Twitter is a wonderful place. While it can be a mess at times, it gives you access to follow the thoughts of a huge variety of people. One who I have been paying attention to lately is former Navy SEAL and leadership trainer Jocko Willink. While a lot of his exhortations center around exercise, the lessons are meant to be taken and applied to other areas. Naturally, I started seeing how to apply them to personal finance.
Decisions decisions indeed. Small decisions can have a huge impact on your financial situation. Here are three decisions you can make to have a positive impact on your finances.
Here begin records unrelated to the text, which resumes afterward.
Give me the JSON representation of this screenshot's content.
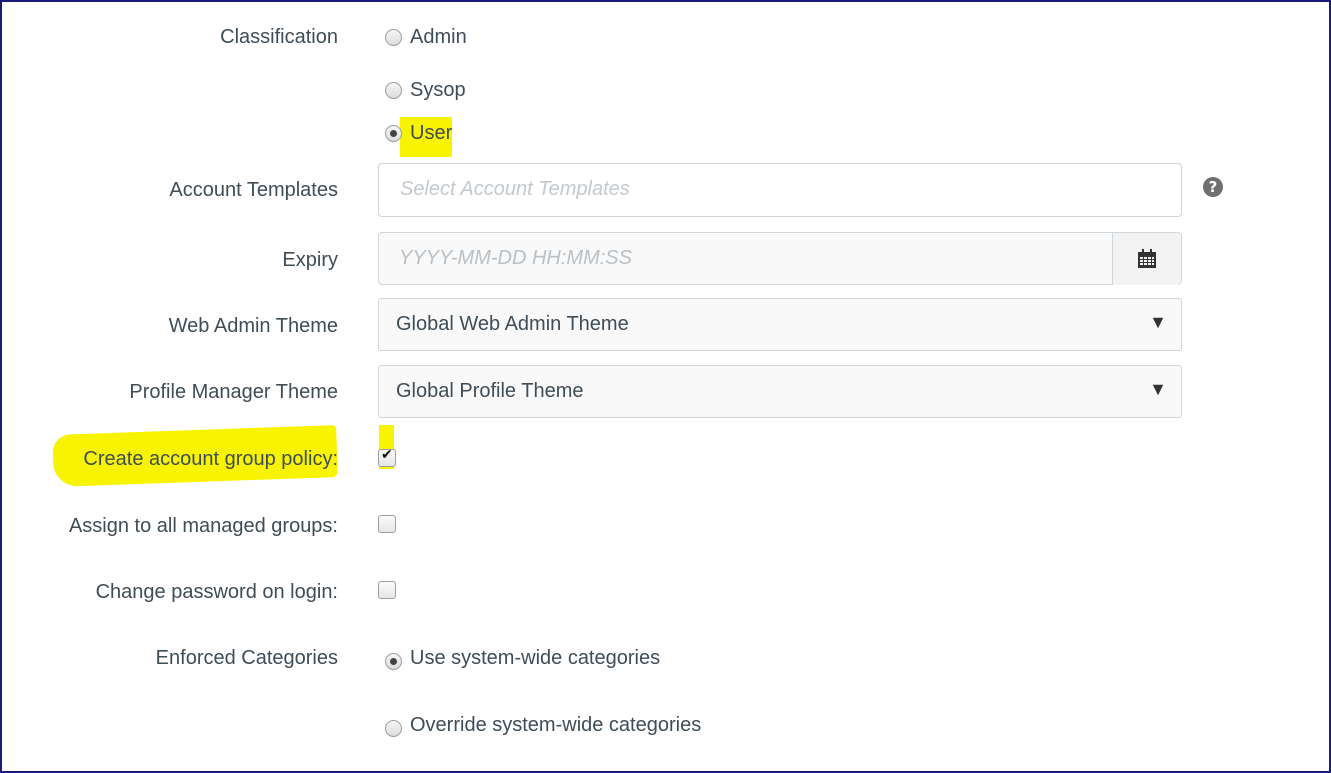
{
  "form": {
    "classification": {
      "label": "Classification",
      "options": [
        {
          "label": "Admin",
          "checked": false
        },
        {
          "label": "Sysop",
          "checked": false
        },
        {
          "label": "User",
          "checked": true
        }
      ]
    },
    "account_templates": {
      "label": "Account Templates",
      "placeholder": "Select Account Templates",
      "help_icon": "question-circle-icon",
      "help_glyph": "?"
    },
    "expiry": {
      "label": "Expiry",
      "placeholder": "YYYY-MM-DD HH:MM:SS",
      "icon": "calendar-icon"
    },
    "web_admin_theme": {
      "label": "Web Admin Theme",
      "value": "Global Web Admin Theme",
      "arrow": "▼"
    },
    "profile_manager_theme": {
      "label": "Profile Manager Theme",
      "value": "Global Profile Theme",
      "arrow": "▼"
    },
    "create_account_group_policy": {
      "label": "Create account group policy:",
      "checked": true
    },
    "assign_to_all_managed_groups": {
      "label": "Assign to all managed groups:",
      "checked": false
    },
    "change_password_on_login": {
      "label": "Change password on login:",
      "checked": false
    },
    "enforced_categories": {
      "label": "Enforced Categories",
      "options": [
        {
          "label": "Use system-wide categories",
          "checked": true
        },
        {
          "label": "Override system-wide categories",
          "checked": false
        }
      ]
    }
  },
  "colors": {
    "highlight": "#f8f400",
    "text": "#3f4d57",
    "border": "#cfd6db",
    "frame": "#1a1a7a"
  }
}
1. When faced with a large expense, are you going to take a hard look at your options and get the best deal you can or are you going to just accept the easiest option? Housing and transportation are huge and complex expenses for most Americans' budgets. Faced with huge and complex decisions, many people are at an information disadvantage. Considering how much money is at stake, when contemplating a move or purchase of a new vehicle, you need to take a step back for a good overview, and lean on unbiased advice when you are not sure. Take a step back and get an unbiased opinion. Locking yourself into large financial decisions may be unavoidable, but getting the best deal here will make the biggest impact on your savings.
2. When the market declines, are you going to continue to invest or pull everything out? If you have an investment account, watching the price decline during a market pullback can be difficult. If your account is appropriately allocated, and your time horizon is still long enough, no action may be the best action when the market declines. In fact, if you are young and still adding to your portfolio, you may be setting yourself up for outsized gains in the future.
3. Will you commit to making saving a habit or will you put it off until "next month"? Saving is a habit. Even when you can only start with a small contribution to your savings account, it matters. $10 each week may not seem like much, but raising that regularly translates to a lot saved over time. There is no real magic to financial security - you need to spend less than you make, and putting away a little bit at a time is a worthwhile habit to get into.
Getting your finances into shape takes discipline, regardless of your starting point. If you don't feel you have enough to make ends meet now, but know you are in for a raise or a windfall later, you may put off getting started on a financial plan. We all know what happens next, the raise or windfall comes and it gets spent amidst a flurry of justifications. If you start good habits early on, you will be in much better shape as your income rises. Develop a payment plan for your bills that keeps you current and avoids late fees, look for better deals on regular expenses like phone and internet bills, stash some money in an emergency savings account and then take advantage of payroll deductions for a retirement plan if your employer offers it. Do the work to set yourself up for financial success - even when you don't feel it is possible. People work, earn money and spend money for a large part of their lives. If you do not get yourself in good financial habits, you will be in poor shape for a long time. Motivational tips like these from Jocko can be easily applied to your financial life - just get to it!